(Items from an interface collection)
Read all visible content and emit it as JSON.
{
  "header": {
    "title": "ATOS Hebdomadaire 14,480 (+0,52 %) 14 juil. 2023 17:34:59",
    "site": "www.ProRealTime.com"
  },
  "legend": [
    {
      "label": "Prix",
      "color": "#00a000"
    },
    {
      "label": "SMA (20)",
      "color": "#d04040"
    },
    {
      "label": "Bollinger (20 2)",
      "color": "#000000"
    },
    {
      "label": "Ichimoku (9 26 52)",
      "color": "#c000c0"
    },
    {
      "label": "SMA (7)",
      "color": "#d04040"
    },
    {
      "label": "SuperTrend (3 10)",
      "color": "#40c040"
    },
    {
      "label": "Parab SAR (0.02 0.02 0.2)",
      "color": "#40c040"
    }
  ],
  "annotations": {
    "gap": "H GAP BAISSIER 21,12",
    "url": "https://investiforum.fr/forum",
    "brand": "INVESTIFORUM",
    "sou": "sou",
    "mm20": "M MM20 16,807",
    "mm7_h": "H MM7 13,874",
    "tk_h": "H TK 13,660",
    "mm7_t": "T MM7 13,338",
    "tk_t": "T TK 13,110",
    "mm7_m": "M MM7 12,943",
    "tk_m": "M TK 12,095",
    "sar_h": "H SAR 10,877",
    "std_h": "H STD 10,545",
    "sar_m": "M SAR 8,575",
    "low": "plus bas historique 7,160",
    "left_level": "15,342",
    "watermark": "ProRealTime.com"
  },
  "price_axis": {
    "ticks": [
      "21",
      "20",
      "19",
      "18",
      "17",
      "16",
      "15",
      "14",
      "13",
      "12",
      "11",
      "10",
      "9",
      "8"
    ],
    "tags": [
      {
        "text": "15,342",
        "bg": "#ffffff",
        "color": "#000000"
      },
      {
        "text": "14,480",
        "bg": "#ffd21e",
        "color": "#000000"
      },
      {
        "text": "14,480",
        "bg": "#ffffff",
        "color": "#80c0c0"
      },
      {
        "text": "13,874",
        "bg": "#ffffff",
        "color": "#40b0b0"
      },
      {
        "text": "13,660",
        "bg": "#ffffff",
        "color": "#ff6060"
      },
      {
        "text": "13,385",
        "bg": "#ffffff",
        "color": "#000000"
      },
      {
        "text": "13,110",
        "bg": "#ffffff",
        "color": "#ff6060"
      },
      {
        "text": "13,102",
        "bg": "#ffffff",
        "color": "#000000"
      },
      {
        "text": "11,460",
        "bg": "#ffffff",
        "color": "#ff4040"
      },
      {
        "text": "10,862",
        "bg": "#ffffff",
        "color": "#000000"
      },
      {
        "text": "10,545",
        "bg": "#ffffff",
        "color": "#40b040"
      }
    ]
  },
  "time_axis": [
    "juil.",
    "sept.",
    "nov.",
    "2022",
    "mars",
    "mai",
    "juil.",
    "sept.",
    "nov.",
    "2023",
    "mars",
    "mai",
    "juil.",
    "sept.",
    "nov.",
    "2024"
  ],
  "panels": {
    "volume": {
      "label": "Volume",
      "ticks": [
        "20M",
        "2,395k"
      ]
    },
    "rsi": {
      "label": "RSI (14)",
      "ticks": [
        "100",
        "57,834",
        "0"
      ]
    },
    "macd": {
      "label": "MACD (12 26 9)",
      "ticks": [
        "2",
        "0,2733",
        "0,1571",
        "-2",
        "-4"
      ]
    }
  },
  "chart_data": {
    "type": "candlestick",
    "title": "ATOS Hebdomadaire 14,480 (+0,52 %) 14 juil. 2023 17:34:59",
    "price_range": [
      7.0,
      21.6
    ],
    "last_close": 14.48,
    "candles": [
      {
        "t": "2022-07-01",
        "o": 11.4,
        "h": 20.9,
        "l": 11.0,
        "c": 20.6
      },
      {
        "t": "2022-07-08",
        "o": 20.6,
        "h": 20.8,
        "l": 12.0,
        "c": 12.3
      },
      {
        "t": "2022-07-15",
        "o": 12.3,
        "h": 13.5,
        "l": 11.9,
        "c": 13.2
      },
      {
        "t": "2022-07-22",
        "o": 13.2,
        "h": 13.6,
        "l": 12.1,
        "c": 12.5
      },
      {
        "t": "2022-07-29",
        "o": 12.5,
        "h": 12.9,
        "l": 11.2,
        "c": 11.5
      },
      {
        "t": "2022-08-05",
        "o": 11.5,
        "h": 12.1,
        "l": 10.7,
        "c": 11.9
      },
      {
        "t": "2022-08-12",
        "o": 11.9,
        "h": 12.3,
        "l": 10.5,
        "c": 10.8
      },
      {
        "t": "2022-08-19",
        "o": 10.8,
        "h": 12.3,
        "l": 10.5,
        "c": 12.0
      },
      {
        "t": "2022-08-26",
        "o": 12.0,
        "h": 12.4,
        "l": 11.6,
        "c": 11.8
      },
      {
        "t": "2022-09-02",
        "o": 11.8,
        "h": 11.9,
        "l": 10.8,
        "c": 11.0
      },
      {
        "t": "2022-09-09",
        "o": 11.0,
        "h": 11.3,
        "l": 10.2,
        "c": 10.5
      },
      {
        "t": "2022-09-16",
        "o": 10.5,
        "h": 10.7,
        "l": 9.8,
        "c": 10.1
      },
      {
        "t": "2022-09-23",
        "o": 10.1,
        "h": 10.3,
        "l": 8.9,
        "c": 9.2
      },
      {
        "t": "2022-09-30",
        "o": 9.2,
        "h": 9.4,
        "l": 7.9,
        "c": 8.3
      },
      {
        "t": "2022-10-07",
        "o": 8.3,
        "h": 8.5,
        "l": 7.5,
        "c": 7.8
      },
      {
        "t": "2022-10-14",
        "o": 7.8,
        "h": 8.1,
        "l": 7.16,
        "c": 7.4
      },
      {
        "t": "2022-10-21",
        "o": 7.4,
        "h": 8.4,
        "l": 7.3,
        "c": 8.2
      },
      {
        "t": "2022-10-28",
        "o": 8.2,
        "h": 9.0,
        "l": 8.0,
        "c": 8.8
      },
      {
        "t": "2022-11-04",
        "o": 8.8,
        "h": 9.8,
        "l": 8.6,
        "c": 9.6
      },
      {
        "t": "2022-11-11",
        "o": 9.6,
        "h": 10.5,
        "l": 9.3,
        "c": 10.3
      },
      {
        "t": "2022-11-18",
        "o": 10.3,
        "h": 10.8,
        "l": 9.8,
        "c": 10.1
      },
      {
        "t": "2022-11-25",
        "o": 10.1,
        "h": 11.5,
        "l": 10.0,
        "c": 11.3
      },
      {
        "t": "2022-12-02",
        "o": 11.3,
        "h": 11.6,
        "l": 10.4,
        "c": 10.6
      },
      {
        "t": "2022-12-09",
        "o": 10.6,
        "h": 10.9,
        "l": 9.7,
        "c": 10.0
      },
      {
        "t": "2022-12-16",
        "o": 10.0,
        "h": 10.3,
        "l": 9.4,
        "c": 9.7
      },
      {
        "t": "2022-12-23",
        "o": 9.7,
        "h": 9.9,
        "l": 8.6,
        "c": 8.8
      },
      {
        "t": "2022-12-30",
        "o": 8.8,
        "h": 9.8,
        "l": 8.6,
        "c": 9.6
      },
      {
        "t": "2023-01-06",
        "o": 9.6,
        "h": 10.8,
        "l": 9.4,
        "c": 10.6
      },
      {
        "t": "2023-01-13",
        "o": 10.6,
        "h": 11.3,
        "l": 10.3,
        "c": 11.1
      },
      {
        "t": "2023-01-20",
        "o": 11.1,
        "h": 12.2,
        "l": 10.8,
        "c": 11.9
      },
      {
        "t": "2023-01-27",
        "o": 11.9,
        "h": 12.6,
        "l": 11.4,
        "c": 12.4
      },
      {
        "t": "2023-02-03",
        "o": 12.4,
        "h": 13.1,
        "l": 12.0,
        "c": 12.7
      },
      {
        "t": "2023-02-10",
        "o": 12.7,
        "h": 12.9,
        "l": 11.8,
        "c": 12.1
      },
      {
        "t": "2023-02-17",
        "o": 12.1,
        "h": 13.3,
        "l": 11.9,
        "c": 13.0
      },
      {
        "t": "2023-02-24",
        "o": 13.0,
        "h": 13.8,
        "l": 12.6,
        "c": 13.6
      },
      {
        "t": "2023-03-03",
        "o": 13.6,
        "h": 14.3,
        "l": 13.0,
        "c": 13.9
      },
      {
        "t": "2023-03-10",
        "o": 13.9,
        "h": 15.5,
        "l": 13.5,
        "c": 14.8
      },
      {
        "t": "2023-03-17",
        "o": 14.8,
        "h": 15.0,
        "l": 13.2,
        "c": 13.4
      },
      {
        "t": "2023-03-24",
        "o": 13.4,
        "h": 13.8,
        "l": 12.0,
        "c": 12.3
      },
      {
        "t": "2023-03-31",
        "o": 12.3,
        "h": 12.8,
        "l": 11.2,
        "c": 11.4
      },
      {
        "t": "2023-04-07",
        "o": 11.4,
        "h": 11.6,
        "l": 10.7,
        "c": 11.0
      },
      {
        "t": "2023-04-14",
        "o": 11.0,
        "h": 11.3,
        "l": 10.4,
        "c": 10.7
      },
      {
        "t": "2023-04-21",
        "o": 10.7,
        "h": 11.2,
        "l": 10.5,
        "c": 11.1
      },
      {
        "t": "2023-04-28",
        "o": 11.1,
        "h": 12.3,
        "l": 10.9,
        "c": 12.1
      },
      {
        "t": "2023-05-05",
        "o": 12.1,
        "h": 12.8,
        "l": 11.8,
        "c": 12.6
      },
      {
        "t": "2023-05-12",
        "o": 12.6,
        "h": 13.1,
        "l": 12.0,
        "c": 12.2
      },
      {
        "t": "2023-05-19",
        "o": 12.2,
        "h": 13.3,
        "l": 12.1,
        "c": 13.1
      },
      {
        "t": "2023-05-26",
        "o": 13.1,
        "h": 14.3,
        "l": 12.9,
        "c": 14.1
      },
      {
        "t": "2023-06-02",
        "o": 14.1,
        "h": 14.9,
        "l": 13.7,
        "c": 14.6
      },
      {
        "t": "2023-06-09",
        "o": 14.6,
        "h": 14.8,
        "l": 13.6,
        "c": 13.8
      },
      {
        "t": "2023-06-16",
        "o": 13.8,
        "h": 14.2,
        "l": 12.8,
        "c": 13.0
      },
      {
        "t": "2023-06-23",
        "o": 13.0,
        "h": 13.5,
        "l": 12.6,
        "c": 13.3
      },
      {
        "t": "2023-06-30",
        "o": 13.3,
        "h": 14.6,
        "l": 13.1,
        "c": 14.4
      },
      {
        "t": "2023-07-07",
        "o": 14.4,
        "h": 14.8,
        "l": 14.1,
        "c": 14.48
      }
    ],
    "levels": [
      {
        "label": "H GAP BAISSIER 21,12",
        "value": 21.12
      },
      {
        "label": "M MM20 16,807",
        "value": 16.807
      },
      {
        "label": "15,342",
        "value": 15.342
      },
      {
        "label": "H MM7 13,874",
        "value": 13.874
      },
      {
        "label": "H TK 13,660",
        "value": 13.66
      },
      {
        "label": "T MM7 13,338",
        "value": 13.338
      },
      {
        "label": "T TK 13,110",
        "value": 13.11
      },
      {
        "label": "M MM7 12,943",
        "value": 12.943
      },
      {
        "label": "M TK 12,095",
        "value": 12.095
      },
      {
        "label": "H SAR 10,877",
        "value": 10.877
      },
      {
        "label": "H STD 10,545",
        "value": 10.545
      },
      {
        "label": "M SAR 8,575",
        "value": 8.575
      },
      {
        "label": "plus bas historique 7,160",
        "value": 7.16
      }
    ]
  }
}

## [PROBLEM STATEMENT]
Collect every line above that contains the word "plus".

## [OUTPUT]
    "low": "plus bas historique 7,160",
        "label": "plus bas historique 7,160",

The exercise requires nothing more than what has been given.